Wood is so very prevalent here, in the forms of fresh-cut pine, caramel, oak, burnt sugar and white pepper that the lovely plum fruit sadly takes a backseat. Folks who have more tolerance for wood may find this review conservative.
This Cab has a smooth, milky texture. Its core is cherry, verging on rhubarb, and black pepper is the main player on the nose. Light in size for a Cab. Imported by Scott Street Portfolio.
A feminine-style Chardonnay, offering light floral aromas and a soft, approachable mouthfeel. Flavors of yellow stone fruit and chalk turn citrusy and tart toward the finish. Imported by Scott Street Portfolio.
Full-bodied and creamy in texture, this wine comes dangerously close to being heavy and lacking freshness. Thankfully, it stays just this side of that line, balancing rich chocolate fudge flavors with savory notes of cedar and smoke and mixed berries that turn tart on the finish.
Bears a passing resemblance to some Monterey (California) Chards, combining peaches with sweet corn and bright citrus, all wrapped in a coating of toasty, vanilla-scented oak. Crisp on the finish. Drink now.
From a well-known vineyard source, this is certainly dark in color, but the aromatics are a bit muted. Tannins are soft, imparting a creamy texture, but the flavors of blackberries and plum lean toward prune before picking up a tangy note on the finish. It’s maybe just too young at this stage, but it seems a bit disjointed.
A racy wine, with a tart streak: Aromas are of pear, green apple and grapefruit. Feels clean in the mouth with citrus and peach fruit, and a hint of herb. Finishes with a peppery sourness. Bring a bottle to the raw bar.
Pear and floral aromas usher in lively acidity and modest pear skin flavors on the palate.
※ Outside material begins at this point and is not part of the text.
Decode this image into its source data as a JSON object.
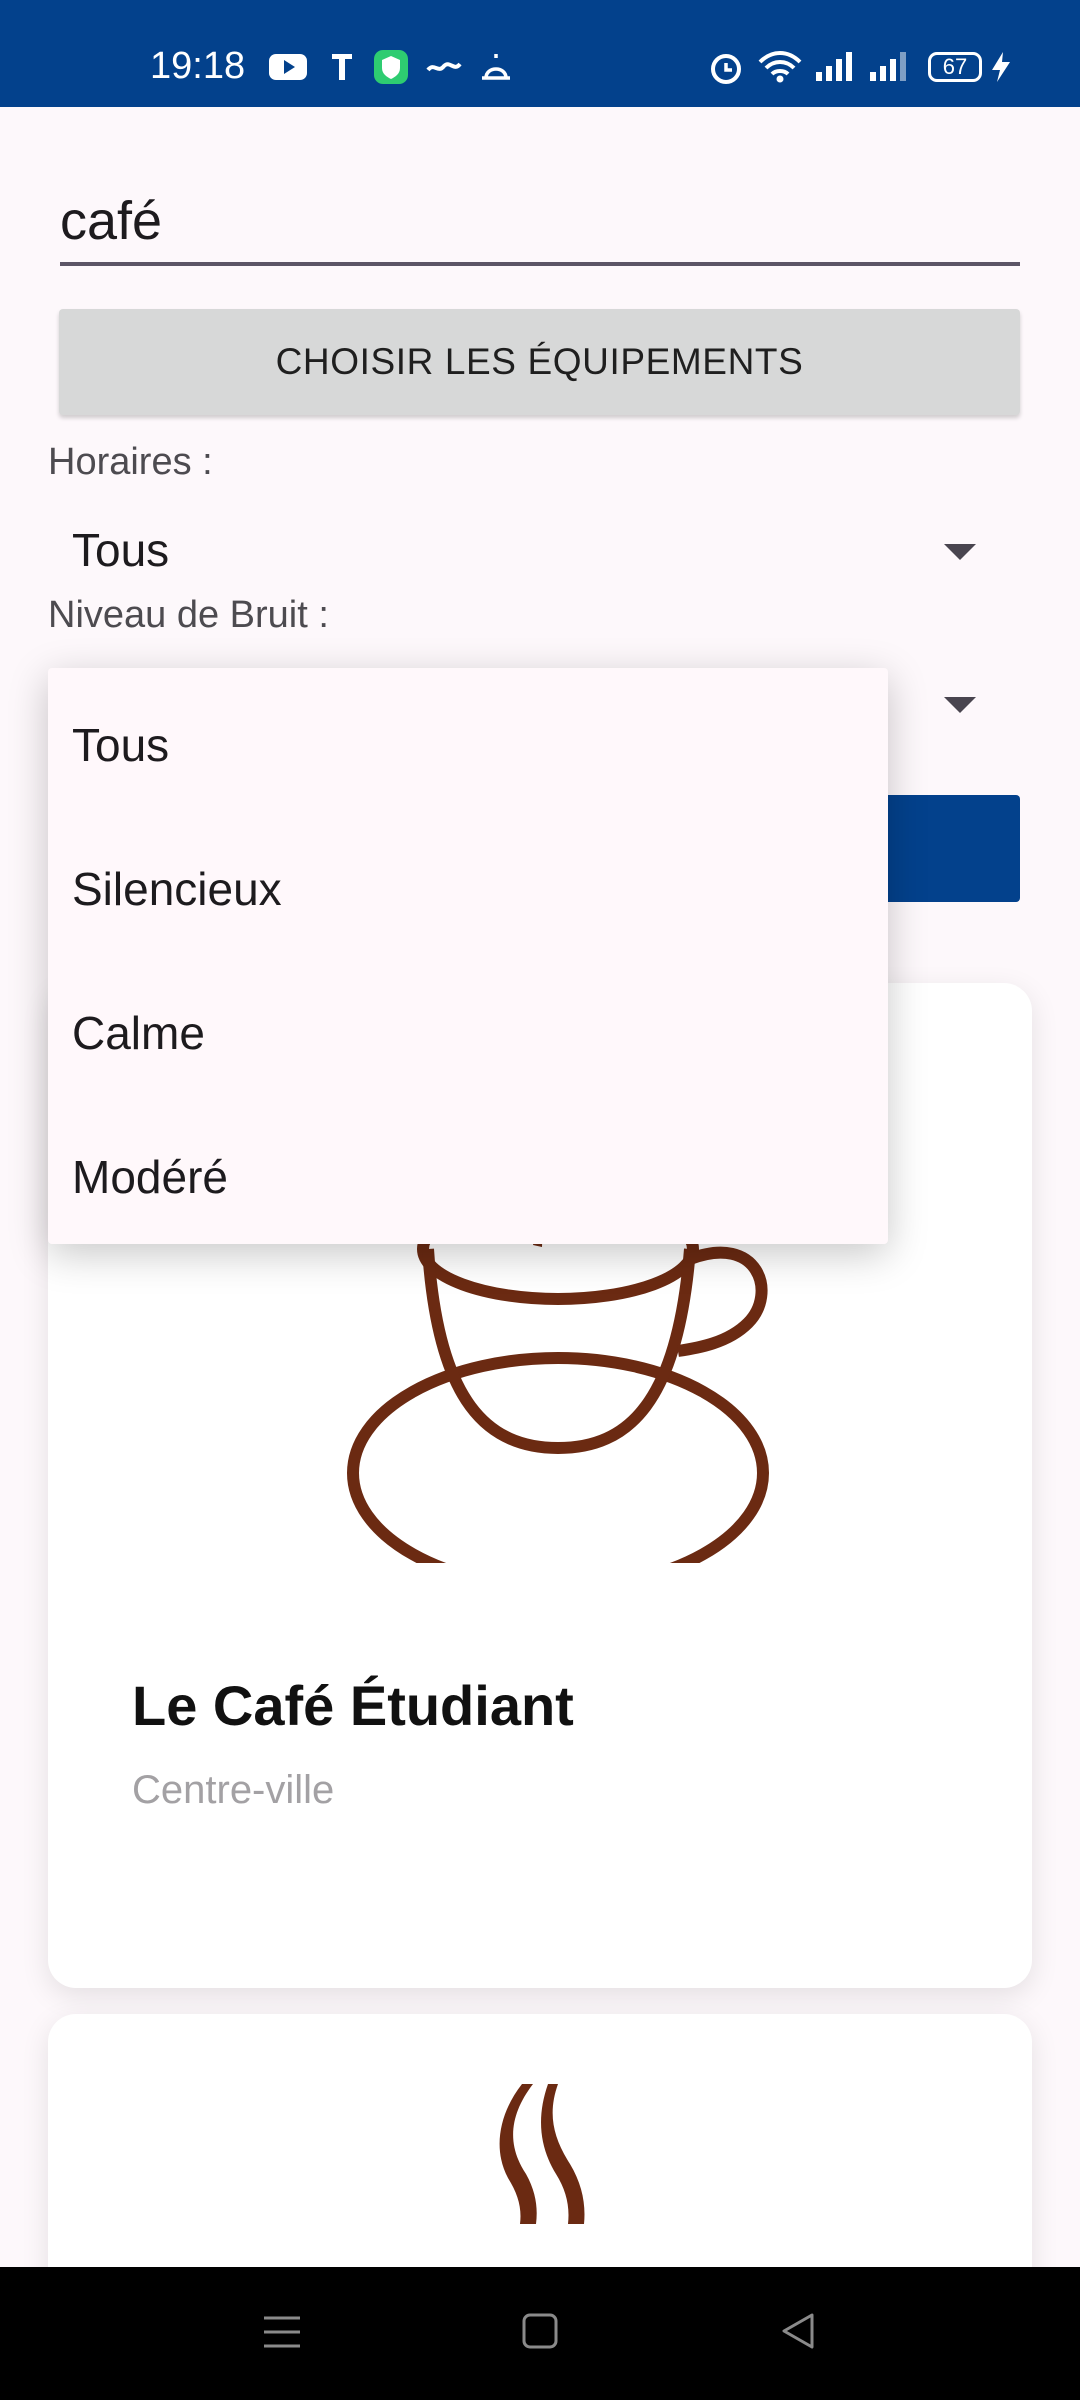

A delicate, easy wine, just the sort for a spring picnic. Imported by Scott Street Portfolio.